▶ Assigned task
Copy every record below exactly as it appears.

▶ Records contained in a dataset
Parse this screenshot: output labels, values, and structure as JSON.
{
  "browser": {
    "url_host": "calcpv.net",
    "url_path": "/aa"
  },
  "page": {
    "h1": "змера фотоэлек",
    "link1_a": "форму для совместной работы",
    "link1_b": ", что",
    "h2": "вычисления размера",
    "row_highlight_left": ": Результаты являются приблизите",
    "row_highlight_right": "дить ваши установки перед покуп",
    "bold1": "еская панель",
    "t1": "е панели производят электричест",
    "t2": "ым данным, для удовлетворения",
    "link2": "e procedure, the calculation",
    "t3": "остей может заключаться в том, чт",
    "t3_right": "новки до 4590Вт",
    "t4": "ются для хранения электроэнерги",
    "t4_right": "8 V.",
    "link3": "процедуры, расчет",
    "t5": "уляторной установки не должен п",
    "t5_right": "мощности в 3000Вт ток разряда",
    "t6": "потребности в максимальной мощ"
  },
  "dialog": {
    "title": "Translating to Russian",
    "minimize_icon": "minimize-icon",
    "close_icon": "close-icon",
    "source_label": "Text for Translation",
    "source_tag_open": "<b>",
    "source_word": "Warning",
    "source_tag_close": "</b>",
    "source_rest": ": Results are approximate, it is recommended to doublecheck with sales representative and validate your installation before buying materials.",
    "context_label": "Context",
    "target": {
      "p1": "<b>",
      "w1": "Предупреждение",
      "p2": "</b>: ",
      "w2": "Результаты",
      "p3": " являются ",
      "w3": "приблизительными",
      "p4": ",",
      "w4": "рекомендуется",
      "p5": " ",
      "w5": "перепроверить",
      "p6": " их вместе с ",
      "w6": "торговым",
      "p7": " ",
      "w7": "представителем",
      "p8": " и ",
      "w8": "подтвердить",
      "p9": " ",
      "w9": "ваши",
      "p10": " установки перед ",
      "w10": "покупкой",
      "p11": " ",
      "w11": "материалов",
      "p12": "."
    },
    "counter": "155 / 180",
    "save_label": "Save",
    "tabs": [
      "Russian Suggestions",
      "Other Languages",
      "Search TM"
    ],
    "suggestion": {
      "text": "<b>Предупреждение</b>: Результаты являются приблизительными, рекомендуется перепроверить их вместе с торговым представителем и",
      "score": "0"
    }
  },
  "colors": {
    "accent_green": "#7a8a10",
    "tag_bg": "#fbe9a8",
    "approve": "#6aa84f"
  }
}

▶ Answer box
Parse this screenshot: output labels, values, and structure as JSON.
{
  "browser": {
    "url_host": "calcpv.net",
    "url_path": "/aa"
  },
  "page": {
    "h1": "змера фотоэлек",
    "link1_a": "форму для совместной работы",
    "link1_b": ", что",
    "h2": "вычисления размера",
    "row_highlight_left": ": Результаты являются приблизите",
    "row_highlight_right": "дить ваши установки перед покуп",
    "bold1": "еская панель",
    "t1": "е панели производят электричест",
    "t2": "ым данным, для удовлетворения",
    "link2": "e procedure, the calculation",
    "t3": "остей может заключаться в том, чт",
    "t3_right": "новки до 4590Вт",
    "t4": "ются для хранения электроэнерги",
    "t4_right": "8 V.",
    "link3": "процедуры, расчет",
    "t5": "уляторной установки не должен п",
    "t5_right": "мощности в 3000Вт ток разряда",
    "t6": "потребности в максимальной мощ"
  },
  "dialog": {
    "title": "Translating to Russian",
    "minimize_icon": "minimize-icon",
    "close_icon": "close-icon",
    "source_label": "Text for Translation",
    "source_tag_open": "<b>",
    "source_word": "Warning",
    "source_tag_close": "</b>",
    "source_rest": ": Results are approximate, it is recommended to doublecheck with sales representative and validate your installation before buying materials.",
    "context_label": "Context",
    "target": {
      "p1": "<b>",
      "w1": "Предупреждение",
      "p2": "</b>: ",
      "w2": "Результаты",
      "p3": " являются ",
      "w3": "приблизительными",
      "p4": ",",
      "w4": "рекомендуется",
      "p5": " ",
      "w5": "перепроверить",
      "p6": " их вместе с ",
      "w6": "торговым",
      "p7": " ",
      "w7": "представителем",
      "p8": " и ",
      "w8": "подтвердить",
      "p9": " ",
      "w9": "ваши",
      "p10": " установки перед ",
      "w10": "покупкой",
      "p11": " ",
      "w11": "материалов",
      "p12": "."
    },
    "counter": "155 / 180",
    "save_label": "Save",
    "tabs": [
      "Russian Suggestions",
      "Other Languages",
      "Search TM"
    ],
    "suggestion": {
      "text": "<b>Предупреждение</b>: Результаты являются приблизительными, рекомендуется перепроверить их вместе с торговым представителем и",
      "score": "0"
    }
  },
  "colors": {
    "accent_green": "#7a8a10",
    "tag_bg": "#fbe9a8",
    "approve": "#6aa84f"
  }
}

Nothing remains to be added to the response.